Researchers interested in applying to use the non-public Census datasets for statistical purposes should consult with the RDC Administrator about the content and form of a research proposal early in the proposal development process. The RDC Administrator will help researchers prepare and submit materials for review, and can assist researchers in determining data availability and in preparing high-quality proposals. The proposal review process is lengthy and rigorous. It is not uncommon for the proposal process to take at least six months to over a year.
For projects using Census economic, demographic, or mixed data, here is a basic outline of the steps:
- Ensure your project requires RDC data and read through the CES proposal instructions.
- Contact the RDC Administrator about your project to make sure it is a good fit for the RDCs.
- Work with the RDC Administrator in developing your final proposal.

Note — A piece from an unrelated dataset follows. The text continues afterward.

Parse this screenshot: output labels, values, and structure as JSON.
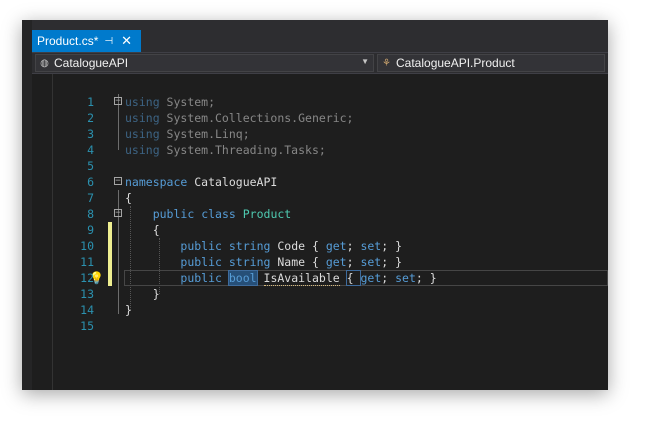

- When the RDC Administrator determines the proposal to be ready, they will submit your final proposal for Census review. The final proposal consists of three separate documents: abstract of the proposal, project description (full proposal), and statement of benefits to the Census Bureau (PPS).
- Once approved by the US Census Bureau, there may be additional agency reviews, depending on the specific datasets the researcher requests.
- Once approved, you will need to obtain Special Sworn Status (SSS). This includes passing a background check and making a signed, sworn statement about preserving the confidentiality of the data.
Proposed RDC projects using Census data must:
- Provide benefit to Census Bureau programs
- Demonstrate scientific merit
- Require non–public data
- Be feasible given the data
- Pose no risk of disclosure
For health data projects, here are the basic steps:
- Contact the RDC Administrator to let them know you are developing a health data project.
- Follow the directions for AHRQ or NCHS data projects.
- Once approved by AHRQ or NCHS, contact the RDC Administrator, forwarding the approved proposal and the notification that it was approved.
Once approved, you will need to obtain Special Sworn Status (SSS). This includes passing a background check and making a signed, sworn statement about preserving the confidentiality of the data.